YOUR ASSIGNMENT
Start at the first record below and retype through the last, exactly.
*** Begin section ***
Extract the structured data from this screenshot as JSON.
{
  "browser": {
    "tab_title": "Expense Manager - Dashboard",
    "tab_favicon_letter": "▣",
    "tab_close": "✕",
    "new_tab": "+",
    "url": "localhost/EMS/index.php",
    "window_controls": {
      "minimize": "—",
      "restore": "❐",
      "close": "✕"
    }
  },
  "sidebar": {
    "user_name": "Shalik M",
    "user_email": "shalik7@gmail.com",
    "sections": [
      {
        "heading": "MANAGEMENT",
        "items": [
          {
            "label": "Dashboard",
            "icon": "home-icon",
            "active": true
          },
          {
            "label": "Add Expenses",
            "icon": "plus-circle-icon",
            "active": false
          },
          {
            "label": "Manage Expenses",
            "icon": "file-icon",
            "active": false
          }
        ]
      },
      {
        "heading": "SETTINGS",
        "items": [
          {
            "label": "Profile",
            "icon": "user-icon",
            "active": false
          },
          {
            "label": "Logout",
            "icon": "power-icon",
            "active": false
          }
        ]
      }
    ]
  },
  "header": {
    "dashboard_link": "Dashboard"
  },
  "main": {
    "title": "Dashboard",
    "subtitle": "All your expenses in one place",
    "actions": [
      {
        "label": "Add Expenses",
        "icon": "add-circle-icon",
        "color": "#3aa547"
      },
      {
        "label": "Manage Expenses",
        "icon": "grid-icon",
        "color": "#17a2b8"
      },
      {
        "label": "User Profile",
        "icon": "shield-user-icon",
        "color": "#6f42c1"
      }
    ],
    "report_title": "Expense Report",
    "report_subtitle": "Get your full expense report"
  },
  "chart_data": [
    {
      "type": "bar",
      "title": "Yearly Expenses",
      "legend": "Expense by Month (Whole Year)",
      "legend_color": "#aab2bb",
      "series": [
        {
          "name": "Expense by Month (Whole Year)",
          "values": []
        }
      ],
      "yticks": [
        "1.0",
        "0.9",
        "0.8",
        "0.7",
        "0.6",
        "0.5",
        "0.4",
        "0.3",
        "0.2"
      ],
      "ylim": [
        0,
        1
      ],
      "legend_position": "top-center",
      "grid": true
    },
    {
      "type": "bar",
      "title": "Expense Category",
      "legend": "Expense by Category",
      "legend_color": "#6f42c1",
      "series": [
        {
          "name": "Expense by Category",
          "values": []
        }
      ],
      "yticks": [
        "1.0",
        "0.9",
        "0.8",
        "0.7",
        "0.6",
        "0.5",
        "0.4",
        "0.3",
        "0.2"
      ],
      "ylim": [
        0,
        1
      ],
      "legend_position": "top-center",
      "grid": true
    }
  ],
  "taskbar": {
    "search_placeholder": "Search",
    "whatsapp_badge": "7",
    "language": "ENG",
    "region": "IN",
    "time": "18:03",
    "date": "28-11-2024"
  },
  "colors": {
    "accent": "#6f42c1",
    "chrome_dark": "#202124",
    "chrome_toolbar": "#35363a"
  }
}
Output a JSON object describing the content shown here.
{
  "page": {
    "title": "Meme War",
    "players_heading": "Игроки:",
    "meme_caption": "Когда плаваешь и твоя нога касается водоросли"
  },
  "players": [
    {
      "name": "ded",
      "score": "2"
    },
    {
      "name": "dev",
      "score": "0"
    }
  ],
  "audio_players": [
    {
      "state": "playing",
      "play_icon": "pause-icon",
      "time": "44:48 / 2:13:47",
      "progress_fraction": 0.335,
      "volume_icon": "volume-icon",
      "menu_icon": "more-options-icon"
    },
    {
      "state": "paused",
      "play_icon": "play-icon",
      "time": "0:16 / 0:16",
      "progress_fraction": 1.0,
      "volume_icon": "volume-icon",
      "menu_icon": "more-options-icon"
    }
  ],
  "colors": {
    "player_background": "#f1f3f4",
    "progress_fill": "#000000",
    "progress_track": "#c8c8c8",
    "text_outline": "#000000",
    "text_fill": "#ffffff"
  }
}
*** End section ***
FINAL ANSWER
Extract the structured data from this screenshot as JSON.
{
  "browser": {
    "tab_title": "Expense Manager - Dashboard",
    "tab_favicon_letter": "▣",
    "tab_close": "✕",
    "new_tab": "+",
    "url": "localhost/EMS/index.php",
    "window_controls": {
      "minimize": "—",
      "restore": "❐",
      "close": "✕"
    }
  },
  "sidebar": {
    "user_name": "Shalik M",
    "user_email": "shalik7@gmail.com",
    "sections": [
      {
        "heading": "MANAGEMENT",
        "items": [
          {
            "label": "Dashboard",
            "icon": "home-icon",
            "active": true
          },
          {
            "label": "Add Expenses",
            "icon": "plus-circle-icon",
            "active": false
          },
          {
            "label": "Manage Expenses",
            "icon": "file-icon",
            "active": false
          }
        ]
      },
      {
        "heading": "SETTINGS",
        "items": [
          {
            "label": "Profile",
            "icon": "user-icon",
            "active": false
          },
          {
            "label": "Logout",
            "icon": "power-icon",
            "active": false
          }
        ]
      }
    ]
  },
  "header": {
    "dashboard_link": "Dashboard"
  },
  "main": {
    "title": "Dashboard",
    "subtitle": "All your expenses in one place",
    "actions": [
      {
        "label": "Add Expenses",
        "icon": "add-circle-icon",
        "color": "#3aa547"
      },
      {
        "label": "Manage Expenses",
        "icon": "grid-icon",
        "color": "#17a2b8"
      },
      {
        "label": "User Profile",
        "icon": "shield-user-icon",
        "color": "#6f42c1"
      }
    ],
    "report_title": "Expense Report",
    "report_subtitle": "Get your full expense report"
  },
  "chart_data": [
    {
      "type": "bar",
      "title": "Yearly Expenses",
      "legend": "Expense by Month (Whole Year)",
      "legend_color": "#aab2bb",
      "series": [
        {
          "name": "Expense by Month (Whole Year)",
          "values": []
        }
      ],
      "yticks": [
        "1.0",
        "0.9",
        "0.8",
        "0.7",
        "0.6",
        "0.5",
        "0.4",
        "0.3",
        "0.2"
      ],
      "ylim": [
        0,
        1
      ],
      "legend_position": "top-center",
      "grid": true
    },
    {
      "type": "bar",
      "title": "Expense Category",
      "legend": "Expense by Category",
      "legend_color": "#6f42c1",
      "series": [
        {
          "name": "Expense by Category",
          "values": []
        }
      ],
      "yticks": [
        "1.0",
        "0.9",
        "0.8",
        "0.7",
        "0.6",
        "0.5",
        "0.4",
        "0.3",
        "0.2"
      ],
      "ylim": [
        0,
        1
      ],
      "legend_position": "top-center",
      "grid": true
    }
  ],
  "taskbar": {
    "search_placeholder": "Search",
    "whatsapp_badge": "7",
    "language": "ENG",
    "region": "IN",
    "time": "18:03",
    "date": "28-11-2024"
  },
  "colors": {
    "accent": "#6f42c1",
    "chrome_dark": "#202124",
    "chrome_toolbar": "#35363a"
  }
}
Output a JSON object describing the content shown here.
{
  "page": {
    "title": "Meme War",
    "players_heading": "Игроки:",
    "meme_caption": "Когда плаваешь и твоя нога касается водоросли"
  },
  "players": [
    {
      "name": "ded",
      "score": "2"
    },
    {
      "name": "dev",
      "score": "0"
    }
  ],
  "audio_players": [
    {
      "state": "playing",
      "play_icon": "pause-icon",
      "time": "44:48 / 2:13:47",
      "progress_fraction": 0.335,
      "volume_icon": "volume-icon",
      "menu_icon": "more-options-icon"
    },
    {
      "state": "paused",
      "play_icon": "play-icon",
      "time": "0:16 / 0:16",
      "progress_fraction": 1.0,
      "volume_icon": "volume-icon",
      "menu_icon": "more-options-icon"
    }
  ],
  "colors": {
    "player_background": "#f1f3f4",
    "progress_fill": "#000000",
    "progress_track": "#c8c8c8",
    "text_outline": "#000000",
    "text_fill": "#ffffff"
  }
}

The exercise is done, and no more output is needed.